The balance between the architecture of the house and the surrounding natural Middle Eastern garden.

The balance between Earth and Higher dimensions, according to Kabbalistic Sources.

Between people – the Self and the Other.

Hattab wrote part of Bialik’s poem in Hebrew and Arabic on a wooden format.

A format , letters and Oriental, natural.

organic and basic decorative motifs,

like the house itself.

An insinuation to begin and play, so as to start a dialogue and put the letters according to their negative hollow patterns.

The Israeli-Palestinian conflict should prepare a wooden box with all problematic issues and start looking for a creative solution, abandoning preconceptions…

Bialik, in his poetry, searched, in a way, a personal, religious and moral Balance.

Hattab’s mentioned work, succeeds in realizing a wise balance ,as it gives up artifice, sophistication or grandeur, and instead listens to the House, to the Poet, to present political and social issues and thus flows within a wide context of subtle meanings.


 

Mazal U'Bracha I Luck and a Blessing

Myth and Superstition in Contemporary Israeli Art

 

July 25, 2014

Curator: Carmit Blumenson

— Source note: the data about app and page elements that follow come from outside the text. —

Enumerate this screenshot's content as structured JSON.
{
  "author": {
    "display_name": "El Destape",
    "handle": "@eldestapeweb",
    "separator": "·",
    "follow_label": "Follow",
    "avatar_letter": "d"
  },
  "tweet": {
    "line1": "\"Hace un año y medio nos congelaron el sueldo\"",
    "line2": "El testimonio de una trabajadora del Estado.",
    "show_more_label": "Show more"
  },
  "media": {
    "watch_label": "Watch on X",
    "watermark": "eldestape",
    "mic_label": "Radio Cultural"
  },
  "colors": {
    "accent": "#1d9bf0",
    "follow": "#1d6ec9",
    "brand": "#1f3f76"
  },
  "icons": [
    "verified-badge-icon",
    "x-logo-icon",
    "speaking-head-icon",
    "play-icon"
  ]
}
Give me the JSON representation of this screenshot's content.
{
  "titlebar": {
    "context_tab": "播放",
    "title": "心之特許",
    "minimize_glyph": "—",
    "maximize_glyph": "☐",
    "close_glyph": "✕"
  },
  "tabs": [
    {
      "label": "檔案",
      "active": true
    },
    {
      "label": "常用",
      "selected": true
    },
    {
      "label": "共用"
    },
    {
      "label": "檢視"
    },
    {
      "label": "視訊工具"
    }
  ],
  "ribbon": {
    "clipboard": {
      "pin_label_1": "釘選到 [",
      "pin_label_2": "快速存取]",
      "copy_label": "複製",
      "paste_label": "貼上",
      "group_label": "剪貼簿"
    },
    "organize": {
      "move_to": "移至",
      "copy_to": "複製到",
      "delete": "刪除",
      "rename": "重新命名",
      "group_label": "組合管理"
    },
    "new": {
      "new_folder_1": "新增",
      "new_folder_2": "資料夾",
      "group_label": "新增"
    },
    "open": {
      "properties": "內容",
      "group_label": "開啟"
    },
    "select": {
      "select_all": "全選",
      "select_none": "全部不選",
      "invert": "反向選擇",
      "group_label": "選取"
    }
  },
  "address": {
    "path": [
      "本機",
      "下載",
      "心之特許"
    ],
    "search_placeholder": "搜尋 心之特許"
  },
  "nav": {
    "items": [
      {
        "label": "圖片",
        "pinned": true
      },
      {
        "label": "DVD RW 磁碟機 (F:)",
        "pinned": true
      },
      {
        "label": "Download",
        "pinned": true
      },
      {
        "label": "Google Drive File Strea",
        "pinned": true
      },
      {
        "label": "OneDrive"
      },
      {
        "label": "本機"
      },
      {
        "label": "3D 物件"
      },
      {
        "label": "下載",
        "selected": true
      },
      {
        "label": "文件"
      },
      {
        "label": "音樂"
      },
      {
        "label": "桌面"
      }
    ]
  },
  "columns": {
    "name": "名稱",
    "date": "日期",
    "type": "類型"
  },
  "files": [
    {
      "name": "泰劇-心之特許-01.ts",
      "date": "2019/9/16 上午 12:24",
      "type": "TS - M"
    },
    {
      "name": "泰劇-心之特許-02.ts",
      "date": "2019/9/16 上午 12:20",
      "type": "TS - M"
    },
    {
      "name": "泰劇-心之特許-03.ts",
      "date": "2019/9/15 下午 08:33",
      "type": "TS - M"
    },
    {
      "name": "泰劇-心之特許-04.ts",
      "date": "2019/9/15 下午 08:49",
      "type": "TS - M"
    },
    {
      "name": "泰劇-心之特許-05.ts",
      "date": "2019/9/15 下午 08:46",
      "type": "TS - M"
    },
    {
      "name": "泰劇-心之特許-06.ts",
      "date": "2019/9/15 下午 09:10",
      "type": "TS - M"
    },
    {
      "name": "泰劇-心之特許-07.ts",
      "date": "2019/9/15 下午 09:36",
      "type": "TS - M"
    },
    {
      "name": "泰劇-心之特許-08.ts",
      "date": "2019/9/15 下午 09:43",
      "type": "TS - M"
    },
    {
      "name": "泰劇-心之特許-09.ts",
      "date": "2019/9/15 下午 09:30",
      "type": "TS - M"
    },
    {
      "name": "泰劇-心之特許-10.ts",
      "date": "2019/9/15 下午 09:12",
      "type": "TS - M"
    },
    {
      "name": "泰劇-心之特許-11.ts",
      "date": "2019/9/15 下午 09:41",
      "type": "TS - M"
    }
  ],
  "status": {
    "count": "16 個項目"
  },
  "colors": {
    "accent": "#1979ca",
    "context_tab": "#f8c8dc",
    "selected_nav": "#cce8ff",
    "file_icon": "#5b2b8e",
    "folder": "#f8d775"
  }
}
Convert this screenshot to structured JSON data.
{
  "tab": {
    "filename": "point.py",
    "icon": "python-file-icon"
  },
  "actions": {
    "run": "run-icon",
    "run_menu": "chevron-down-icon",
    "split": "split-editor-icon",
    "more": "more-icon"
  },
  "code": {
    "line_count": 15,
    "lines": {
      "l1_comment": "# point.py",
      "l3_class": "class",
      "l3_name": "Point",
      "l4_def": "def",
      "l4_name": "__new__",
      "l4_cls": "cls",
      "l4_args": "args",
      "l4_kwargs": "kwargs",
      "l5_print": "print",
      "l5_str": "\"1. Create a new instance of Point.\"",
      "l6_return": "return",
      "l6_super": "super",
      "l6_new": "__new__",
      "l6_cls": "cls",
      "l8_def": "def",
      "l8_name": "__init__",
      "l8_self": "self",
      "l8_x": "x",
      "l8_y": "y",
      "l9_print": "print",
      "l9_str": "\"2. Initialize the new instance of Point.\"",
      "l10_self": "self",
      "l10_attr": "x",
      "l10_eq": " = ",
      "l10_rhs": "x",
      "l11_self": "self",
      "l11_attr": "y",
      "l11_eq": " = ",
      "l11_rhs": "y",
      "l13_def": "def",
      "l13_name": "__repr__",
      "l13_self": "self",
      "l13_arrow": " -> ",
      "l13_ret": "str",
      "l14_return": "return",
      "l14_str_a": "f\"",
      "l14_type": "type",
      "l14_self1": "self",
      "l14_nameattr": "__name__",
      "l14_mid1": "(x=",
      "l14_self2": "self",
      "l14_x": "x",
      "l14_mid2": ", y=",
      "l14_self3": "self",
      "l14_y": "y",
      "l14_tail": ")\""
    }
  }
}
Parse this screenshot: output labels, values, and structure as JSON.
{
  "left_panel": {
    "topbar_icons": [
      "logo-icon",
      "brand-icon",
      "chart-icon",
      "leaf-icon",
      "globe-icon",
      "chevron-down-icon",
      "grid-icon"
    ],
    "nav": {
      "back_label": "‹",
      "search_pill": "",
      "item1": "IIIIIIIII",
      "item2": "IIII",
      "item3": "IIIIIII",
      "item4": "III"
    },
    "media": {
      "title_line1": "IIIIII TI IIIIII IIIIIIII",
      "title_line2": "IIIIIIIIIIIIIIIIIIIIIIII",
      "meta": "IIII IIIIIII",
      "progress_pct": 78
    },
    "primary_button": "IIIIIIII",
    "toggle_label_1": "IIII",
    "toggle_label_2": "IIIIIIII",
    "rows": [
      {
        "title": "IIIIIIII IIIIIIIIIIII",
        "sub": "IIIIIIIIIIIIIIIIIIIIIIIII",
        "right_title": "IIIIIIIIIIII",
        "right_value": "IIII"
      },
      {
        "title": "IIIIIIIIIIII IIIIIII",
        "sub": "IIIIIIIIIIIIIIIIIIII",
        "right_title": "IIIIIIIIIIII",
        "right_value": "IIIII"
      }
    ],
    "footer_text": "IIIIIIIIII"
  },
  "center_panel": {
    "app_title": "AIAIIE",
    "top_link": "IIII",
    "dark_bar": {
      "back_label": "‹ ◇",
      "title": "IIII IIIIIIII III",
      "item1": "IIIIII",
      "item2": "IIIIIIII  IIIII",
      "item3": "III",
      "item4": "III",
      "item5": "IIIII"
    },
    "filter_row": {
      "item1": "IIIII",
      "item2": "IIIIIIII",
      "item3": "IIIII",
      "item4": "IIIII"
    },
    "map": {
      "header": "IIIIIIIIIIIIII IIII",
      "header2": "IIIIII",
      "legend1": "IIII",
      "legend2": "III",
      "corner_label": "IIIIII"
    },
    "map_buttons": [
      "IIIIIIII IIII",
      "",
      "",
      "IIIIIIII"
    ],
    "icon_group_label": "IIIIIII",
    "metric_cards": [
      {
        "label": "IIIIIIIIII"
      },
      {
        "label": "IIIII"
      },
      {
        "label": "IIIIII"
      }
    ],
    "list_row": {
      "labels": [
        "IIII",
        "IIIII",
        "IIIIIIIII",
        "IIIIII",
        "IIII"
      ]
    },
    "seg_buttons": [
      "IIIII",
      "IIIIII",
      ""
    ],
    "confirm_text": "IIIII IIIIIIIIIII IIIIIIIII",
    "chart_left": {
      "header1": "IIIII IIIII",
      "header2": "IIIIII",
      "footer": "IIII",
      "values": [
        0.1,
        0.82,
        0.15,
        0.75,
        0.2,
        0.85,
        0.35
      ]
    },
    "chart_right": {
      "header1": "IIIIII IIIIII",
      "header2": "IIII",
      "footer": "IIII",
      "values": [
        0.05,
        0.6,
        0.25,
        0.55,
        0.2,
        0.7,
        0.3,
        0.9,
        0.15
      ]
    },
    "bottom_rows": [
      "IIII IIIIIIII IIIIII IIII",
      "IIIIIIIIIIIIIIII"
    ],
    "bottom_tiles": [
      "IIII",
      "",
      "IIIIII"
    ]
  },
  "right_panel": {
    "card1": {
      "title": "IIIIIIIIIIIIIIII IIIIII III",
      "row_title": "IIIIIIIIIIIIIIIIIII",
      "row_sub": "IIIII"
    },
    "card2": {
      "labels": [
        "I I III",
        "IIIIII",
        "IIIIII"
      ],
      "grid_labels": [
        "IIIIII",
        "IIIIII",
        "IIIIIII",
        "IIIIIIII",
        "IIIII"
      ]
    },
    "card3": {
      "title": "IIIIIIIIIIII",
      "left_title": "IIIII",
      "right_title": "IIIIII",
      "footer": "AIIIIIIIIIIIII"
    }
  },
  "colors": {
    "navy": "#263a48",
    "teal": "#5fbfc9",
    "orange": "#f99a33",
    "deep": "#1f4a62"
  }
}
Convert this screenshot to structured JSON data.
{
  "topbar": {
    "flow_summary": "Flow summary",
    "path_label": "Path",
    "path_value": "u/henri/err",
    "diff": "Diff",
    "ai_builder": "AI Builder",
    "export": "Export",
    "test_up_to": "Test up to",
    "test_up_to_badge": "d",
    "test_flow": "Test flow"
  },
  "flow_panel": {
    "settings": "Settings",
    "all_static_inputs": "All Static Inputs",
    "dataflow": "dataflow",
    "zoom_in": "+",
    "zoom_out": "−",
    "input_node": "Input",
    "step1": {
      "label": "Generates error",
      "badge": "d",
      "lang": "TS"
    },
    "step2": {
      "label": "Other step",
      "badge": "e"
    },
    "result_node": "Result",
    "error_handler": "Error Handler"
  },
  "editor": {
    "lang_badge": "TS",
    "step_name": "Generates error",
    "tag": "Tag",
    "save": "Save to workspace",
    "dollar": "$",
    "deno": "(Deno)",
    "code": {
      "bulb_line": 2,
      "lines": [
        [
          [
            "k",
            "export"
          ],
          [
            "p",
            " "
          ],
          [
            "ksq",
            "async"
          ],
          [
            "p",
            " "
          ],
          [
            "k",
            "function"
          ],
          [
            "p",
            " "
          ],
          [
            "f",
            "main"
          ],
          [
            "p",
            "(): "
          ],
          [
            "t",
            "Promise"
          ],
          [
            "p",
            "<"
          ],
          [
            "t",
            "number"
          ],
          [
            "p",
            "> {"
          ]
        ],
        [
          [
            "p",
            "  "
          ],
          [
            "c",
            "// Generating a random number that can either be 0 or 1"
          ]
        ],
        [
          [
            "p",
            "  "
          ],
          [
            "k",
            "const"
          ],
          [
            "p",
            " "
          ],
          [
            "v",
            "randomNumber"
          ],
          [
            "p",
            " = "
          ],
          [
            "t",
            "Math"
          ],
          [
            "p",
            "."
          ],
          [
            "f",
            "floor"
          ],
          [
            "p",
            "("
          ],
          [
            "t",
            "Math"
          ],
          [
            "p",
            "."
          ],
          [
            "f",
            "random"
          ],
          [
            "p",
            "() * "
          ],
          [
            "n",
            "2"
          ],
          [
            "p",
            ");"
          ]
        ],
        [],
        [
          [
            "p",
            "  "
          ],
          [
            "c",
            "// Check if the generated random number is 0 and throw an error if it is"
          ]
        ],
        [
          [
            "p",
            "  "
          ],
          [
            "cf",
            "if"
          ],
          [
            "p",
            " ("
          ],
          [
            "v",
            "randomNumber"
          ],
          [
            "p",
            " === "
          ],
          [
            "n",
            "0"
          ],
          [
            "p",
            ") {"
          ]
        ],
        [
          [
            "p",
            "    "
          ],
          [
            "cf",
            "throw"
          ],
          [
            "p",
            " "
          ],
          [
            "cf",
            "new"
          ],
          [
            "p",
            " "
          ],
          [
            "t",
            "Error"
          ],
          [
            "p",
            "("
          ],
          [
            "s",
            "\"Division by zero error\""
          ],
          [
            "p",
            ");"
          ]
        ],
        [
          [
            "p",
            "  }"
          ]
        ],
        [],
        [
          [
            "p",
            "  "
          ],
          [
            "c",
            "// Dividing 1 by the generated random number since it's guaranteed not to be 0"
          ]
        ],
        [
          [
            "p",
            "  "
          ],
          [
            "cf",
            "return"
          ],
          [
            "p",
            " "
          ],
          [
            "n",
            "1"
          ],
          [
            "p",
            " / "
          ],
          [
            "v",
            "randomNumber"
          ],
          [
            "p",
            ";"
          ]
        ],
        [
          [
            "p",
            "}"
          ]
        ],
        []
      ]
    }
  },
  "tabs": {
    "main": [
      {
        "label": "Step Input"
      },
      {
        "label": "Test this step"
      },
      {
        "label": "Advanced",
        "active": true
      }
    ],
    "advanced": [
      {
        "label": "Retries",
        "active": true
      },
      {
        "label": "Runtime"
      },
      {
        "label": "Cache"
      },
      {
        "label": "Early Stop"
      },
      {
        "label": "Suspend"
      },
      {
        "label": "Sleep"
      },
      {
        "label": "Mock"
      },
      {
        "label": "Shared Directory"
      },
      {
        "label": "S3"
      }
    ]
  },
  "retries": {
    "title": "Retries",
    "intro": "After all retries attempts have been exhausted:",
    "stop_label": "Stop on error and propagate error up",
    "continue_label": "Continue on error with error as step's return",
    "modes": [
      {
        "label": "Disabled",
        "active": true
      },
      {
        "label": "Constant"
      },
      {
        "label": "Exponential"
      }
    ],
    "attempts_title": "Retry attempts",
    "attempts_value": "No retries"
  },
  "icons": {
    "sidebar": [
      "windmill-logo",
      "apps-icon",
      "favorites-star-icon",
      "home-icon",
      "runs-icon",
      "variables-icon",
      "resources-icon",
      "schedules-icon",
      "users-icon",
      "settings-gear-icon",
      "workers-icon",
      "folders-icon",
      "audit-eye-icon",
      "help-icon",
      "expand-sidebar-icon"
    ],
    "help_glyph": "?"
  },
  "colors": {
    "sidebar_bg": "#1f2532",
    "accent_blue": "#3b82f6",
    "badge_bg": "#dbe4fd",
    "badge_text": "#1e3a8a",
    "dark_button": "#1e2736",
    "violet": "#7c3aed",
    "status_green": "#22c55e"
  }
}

Beit Hatfutsot – The Museum of the Jewish People

The artists presenting at the exhibition:

Shai Azoulay I Deganit Berest I Yair Garbuz I Yosef-Joseph Dadoune I Gary Goldstein I Raafat Hattab I Larva: Maya Attoun & Meital Katz Minerbo I Assi Meshullam I Ravit Mishli I Shony Rivnay I Avi Sabah IKhen Shish I Nurit Yarden

 

The exhibition includes also items from the Gross Family collection, as well as a video "Hidden Details", presenting unique elements of the works by the 13 participating artists

 

The exhibition MazalU'Bracha- Myth and Superstition in Contemporary Israeli Art reveals an array of popular and social references to amulets and good luck symbols, as manifested in contemporary Israeli art. It explores themes and concepts such as superstition, Jewish and universal myths, blessings, prayers, and folk remedies from diverse perspectives ranging from faith and acceptance to a critical approach. The exhibition begins with a presentation of authentic faith-mediating objects, both ancient and modern, from William Gross's rich collection, and continues with more sophisticated references to “aids” used in worship as they take shape in the work of 13 contemporary artists.

 

All the participating artists blend a private-intimate touch with social-collective contexts, the conscious and the unconscious, which they assimilate into a personal artistic language. Each in their own way relies on the cultural materials for stimulation, introducing questions regarding individual cultural-genetic codes and those of the surroundings, which pertain to questions of identity and affiliation. The featured works are based on recognition of the human need to belong and feel protected, stemming from the realization that culture, myths, folklore, and faith form a dynamic system which constantly nourishes itself by means of accumulation and selection, and through a sense of belonging. 

Most of the works were created especially for the show. They allude to the world of mysticism, while corresponding with the permanent display around them.

 

The new exhibition replaces the synagogue models, displayed on the second level of the core exhibition. It signifies the major changes that Beit Hatfutsot – the Museum of the Jewish People, is gradually undergoing", said Dr. Orit Shaham Gover, the Chief Curator of Beit Hatfutsot. "It is the first phase in the renewal plan before the opening of the new Synagogue Gallery in the fall of 2015".

 

Curator of the exhibition: Carmit Blumensohn I Chief Curator: Dr. Orit Shaham Gover